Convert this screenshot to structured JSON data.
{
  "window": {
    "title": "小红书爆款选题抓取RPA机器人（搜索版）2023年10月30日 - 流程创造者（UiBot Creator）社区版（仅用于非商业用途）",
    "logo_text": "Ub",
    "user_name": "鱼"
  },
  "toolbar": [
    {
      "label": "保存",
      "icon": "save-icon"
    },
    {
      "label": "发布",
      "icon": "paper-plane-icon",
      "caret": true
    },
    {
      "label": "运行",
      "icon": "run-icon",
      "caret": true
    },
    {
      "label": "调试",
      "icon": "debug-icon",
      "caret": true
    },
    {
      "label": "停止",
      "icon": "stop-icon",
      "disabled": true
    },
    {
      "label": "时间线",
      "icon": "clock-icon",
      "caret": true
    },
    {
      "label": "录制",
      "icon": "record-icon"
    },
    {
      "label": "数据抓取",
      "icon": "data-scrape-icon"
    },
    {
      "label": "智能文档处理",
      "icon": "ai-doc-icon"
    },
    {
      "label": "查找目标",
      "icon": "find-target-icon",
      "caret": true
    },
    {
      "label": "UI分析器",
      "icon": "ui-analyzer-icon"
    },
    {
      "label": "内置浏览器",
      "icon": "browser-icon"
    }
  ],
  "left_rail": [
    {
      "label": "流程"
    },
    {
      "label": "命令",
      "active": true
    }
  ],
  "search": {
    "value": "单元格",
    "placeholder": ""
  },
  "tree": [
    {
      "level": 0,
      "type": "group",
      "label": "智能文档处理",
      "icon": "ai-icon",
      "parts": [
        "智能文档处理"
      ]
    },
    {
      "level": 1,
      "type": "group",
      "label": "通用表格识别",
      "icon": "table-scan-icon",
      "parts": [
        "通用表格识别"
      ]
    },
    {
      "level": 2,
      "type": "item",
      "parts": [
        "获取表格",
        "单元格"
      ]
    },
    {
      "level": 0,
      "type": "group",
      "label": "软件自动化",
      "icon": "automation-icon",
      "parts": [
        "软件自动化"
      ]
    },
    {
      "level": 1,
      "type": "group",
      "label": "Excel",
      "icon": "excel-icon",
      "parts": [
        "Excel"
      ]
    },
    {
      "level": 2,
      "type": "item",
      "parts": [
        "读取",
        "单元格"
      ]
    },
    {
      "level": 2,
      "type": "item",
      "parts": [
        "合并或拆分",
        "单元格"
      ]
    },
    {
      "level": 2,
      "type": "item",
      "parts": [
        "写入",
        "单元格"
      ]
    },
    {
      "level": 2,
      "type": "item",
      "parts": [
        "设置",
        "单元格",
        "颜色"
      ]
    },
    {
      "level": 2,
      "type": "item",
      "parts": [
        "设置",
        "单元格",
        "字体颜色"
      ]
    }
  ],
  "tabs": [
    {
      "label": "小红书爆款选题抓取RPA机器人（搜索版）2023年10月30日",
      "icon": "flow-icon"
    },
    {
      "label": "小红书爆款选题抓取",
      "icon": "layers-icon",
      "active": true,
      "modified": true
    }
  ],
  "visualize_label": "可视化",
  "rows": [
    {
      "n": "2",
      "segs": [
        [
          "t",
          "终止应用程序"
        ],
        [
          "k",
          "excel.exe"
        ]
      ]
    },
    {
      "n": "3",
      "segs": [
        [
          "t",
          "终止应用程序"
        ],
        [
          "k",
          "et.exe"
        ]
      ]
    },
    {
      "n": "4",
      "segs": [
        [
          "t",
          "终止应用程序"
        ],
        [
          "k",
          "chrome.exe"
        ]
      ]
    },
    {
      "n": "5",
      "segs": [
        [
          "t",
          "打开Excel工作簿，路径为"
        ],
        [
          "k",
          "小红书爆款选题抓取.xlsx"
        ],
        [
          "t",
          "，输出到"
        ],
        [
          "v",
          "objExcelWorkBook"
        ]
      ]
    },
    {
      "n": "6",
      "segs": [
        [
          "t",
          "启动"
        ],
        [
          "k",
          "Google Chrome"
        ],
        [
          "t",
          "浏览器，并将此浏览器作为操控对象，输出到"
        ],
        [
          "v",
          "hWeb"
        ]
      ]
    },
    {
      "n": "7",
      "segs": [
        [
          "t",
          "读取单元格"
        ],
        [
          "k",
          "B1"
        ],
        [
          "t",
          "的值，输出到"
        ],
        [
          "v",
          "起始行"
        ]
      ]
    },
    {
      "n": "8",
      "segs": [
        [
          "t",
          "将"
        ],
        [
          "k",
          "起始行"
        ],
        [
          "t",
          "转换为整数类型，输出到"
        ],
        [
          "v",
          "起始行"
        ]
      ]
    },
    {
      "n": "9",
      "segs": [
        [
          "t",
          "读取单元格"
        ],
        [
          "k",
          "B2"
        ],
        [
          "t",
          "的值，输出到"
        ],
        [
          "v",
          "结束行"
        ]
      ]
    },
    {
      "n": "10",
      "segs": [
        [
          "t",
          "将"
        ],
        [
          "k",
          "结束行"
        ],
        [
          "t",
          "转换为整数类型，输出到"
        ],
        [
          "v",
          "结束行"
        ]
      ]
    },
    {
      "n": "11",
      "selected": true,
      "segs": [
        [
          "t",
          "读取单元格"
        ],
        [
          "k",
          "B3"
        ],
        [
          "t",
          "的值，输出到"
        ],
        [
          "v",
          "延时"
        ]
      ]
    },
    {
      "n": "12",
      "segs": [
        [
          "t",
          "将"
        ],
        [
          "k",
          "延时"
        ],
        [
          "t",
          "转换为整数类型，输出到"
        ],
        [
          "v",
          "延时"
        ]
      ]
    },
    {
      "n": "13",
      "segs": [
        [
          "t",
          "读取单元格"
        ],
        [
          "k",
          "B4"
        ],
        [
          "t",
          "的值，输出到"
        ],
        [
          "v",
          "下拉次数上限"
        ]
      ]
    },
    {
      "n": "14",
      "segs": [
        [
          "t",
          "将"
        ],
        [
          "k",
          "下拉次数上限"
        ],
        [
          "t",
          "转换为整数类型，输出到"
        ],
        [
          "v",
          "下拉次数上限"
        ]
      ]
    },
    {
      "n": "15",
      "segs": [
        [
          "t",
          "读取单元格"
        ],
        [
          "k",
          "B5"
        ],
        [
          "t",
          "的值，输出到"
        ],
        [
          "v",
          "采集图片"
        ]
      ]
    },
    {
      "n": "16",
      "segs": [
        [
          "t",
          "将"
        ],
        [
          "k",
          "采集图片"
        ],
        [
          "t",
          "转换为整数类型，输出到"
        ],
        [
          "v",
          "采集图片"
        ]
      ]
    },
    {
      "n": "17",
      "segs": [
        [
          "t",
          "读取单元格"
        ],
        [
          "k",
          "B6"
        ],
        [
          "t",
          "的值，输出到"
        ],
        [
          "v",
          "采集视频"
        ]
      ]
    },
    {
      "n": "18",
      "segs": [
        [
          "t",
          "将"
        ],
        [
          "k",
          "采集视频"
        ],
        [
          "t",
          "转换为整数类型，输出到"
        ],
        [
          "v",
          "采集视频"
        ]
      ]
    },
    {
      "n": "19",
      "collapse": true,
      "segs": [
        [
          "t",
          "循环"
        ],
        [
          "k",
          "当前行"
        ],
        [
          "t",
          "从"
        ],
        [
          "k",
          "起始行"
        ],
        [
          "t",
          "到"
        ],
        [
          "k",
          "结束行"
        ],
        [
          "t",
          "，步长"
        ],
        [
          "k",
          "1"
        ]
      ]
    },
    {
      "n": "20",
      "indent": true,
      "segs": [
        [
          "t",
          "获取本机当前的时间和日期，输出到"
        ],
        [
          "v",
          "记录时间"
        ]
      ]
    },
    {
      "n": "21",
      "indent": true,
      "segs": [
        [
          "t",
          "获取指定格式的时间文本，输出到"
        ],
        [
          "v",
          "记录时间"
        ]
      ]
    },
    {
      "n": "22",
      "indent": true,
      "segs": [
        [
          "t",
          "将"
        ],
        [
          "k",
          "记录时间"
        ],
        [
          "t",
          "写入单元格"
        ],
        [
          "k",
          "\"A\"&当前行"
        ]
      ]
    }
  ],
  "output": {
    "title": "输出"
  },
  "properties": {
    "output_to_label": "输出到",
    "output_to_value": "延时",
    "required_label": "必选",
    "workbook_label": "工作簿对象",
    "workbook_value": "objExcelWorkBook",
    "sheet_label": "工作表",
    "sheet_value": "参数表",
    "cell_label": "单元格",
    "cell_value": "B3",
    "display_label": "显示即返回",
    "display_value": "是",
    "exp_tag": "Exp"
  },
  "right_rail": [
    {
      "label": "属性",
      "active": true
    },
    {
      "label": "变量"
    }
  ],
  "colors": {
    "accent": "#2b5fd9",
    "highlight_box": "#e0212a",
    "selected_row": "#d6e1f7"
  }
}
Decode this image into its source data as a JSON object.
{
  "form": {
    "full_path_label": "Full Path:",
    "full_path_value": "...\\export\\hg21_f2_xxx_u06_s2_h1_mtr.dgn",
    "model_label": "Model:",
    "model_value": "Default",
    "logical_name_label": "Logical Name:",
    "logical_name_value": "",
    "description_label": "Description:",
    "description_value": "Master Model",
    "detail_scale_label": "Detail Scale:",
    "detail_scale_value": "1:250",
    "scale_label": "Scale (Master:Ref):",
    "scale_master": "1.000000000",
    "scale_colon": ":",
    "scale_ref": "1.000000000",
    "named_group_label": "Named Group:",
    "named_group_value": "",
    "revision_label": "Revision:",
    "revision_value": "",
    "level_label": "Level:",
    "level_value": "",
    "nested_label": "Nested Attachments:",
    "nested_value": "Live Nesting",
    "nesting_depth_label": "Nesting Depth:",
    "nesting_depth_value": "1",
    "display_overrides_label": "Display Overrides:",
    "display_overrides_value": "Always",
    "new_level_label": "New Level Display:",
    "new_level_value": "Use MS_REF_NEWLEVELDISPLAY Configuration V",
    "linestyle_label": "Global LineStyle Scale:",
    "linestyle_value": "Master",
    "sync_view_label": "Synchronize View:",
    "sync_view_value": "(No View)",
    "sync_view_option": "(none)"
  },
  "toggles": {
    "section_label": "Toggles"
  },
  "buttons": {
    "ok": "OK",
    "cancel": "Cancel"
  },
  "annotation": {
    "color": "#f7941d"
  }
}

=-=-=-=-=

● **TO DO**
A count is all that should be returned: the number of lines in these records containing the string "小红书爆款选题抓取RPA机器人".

● **RESPONSE TO THE TASK**
2